*EXERCISE*. Examine each line of the data, and copy the ones containing "JSON".
####
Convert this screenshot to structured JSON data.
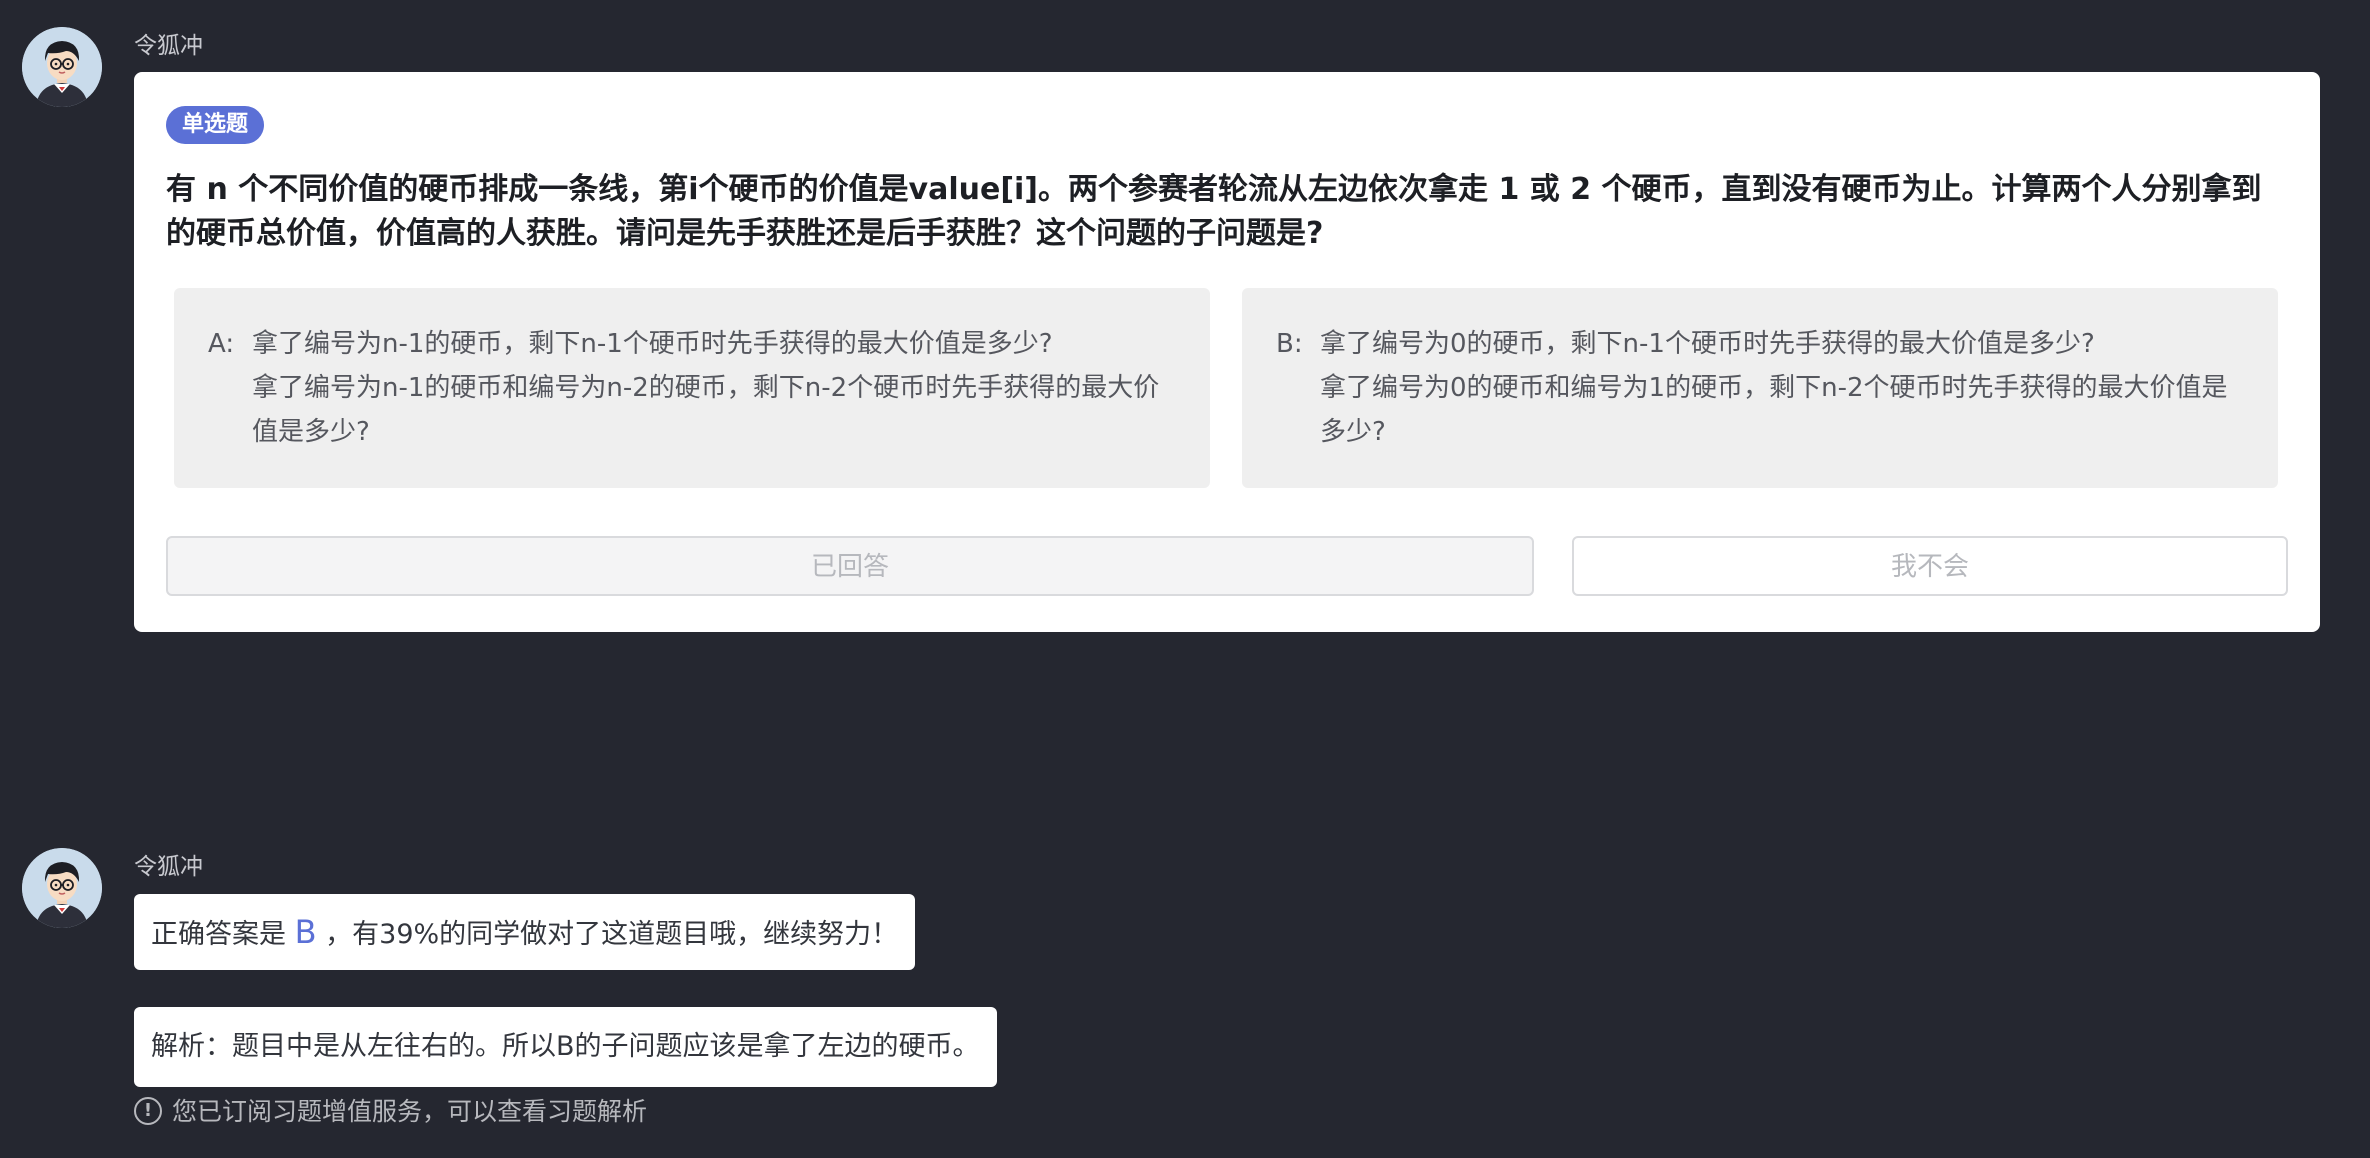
{
  "messages": [
    {
      "sender": "令狐冲",
      "question_card": {
        "badge": "单选题",
        "question": "有 n 个不同价值的硬币排成一条线，第i个硬币的价值是value[i]。两个参赛者轮流从左边依次拿走 1 或 2 个硬币，直到没有硬币为止。计算两个人分别拿到的硬币总价值，价值高的人获胜。请问是先手获胜还是后手获胜？这个问题的子问题是?",
        "options": [
          {
            "letter": "A:",
            "line1": "拿了编号为n-1的硬币，剩下n-1个硬币时先手获得的最大价值是多少?",
            "line2": "拿了编号为n-1的硬币和编号为n-2的硬币，剩下n-2个硬币时先手获得的最大价值是多少?"
          },
          {
            "letter": "B:",
            "line1": "拿了编号为0的硬币，剩下n-1个硬币时先手获得的最大价值是多少?",
            "line2": "拿了编号为0的硬币和编号为1的硬币，剩下n-2个硬币时先手获得的最大价值是多少?"
          }
        ],
        "answered_button": "已回答",
        "dont_know_button": "我不会"
      }
    },
    {
      "sender": "令狐冲",
      "answer": {
        "prefix": "正确答案是",
        "letter": "B",
        "suffix": "，有39%的同学做对了这道题目哦，继续努力！"
      },
      "analysis": "解析：题目中是从左往右的。所以B的子问题应该是拿了左边的硬币。",
      "notice_icon": "!",
      "notice": "您已订阅习题增值服务，可以查看习题解析"
    }
  ],
  "colors": {
    "background": "#252730",
    "accent": "#5b70d6",
    "card": "#ffffff",
    "option_bg": "#efefef"
  },
  "icons": {
    "avatar": "cartoon-boy-with-glasses-avatar",
    "notice": "info-circle-icon"
  }
}
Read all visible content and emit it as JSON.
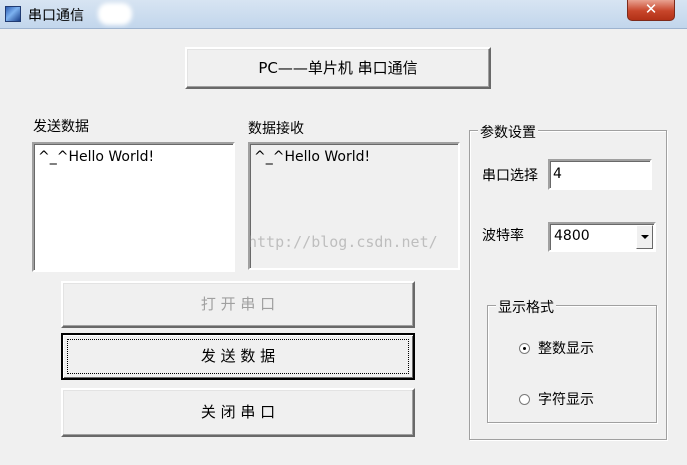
{
  "window": {
    "title": "串口通信",
    "close_symbol": "✕"
  },
  "header_button": {
    "label": "PC——单片机  串口通信"
  },
  "send": {
    "label": "发送数据",
    "text": "^_^Hello World!"
  },
  "receive": {
    "label": "数据接收",
    "text": "^_^Hello World!"
  },
  "buttons": {
    "open_port": "打 开 串 口",
    "send_data": "发 送 数 据",
    "close_port": "关 闭 串 口"
  },
  "params": {
    "group_label": "参数设置",
    "port_label": "串口选择",
    "port_value": "4",
    "baud_label": "波特率",
    "baud_value": "4800"
  },
  "display_format": {
    "group_label": "显示格式",
    "option_integer": "整数显示",
    "option_char": "字符显示",
    "selected": "整数显示"
  },
  "watermark": "http://blog.csdn.net/"
}
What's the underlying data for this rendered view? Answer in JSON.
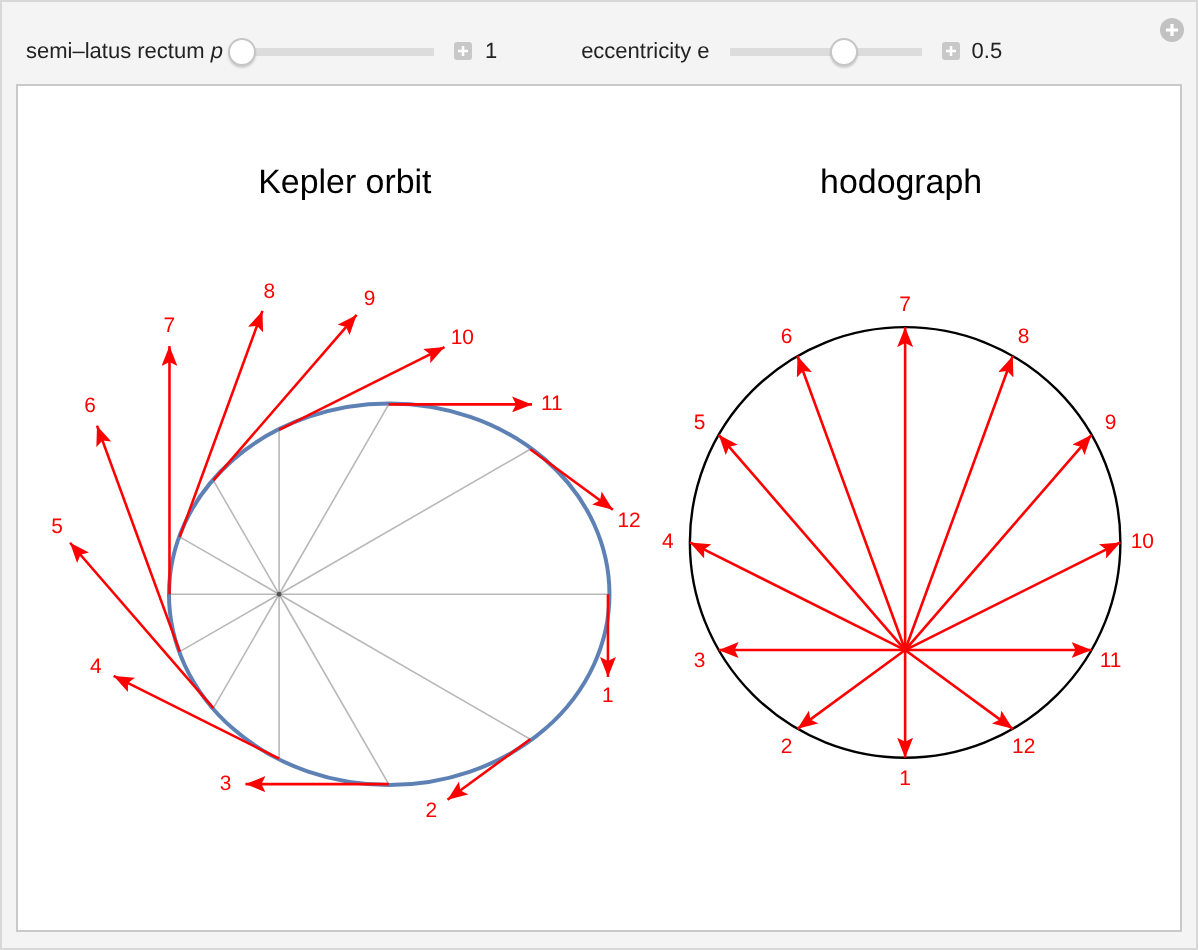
{
  "controls": [
    {
      "label": "semi–latus rectum *p*",
      "level": 0,
      "value": "1"
    },
    {
      "label": "eccentricity e",
      "level": 0.6,
      "value": "0.5"
    }
  ],
  "plots": [
    {
      "kind": "orbit",
      "title": "Kepler orbit",
      "labels": [
        "1",
        "2",
        "3",
        "4",
        "5",
        "6",
        "7",
        "8",
        "9",
        "10",
        "11",
        "12"
      ]
    },
    {
      "kind": "hodograph",
      "title": "hodograph",
      "labels": [
        "1",
        "2",
        "3",
        "4",
        "5",
        "6",
        "7",
        "8",
        "9",
        "10",
        "11",
        "12"
      ]
    }
  ]
}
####
*TASK RESULT*.
Convert this screenshot to structured JSON data.
Read all visible content and emit it as JSON.
What's the underlying data for this rendered view? Answer in JSON.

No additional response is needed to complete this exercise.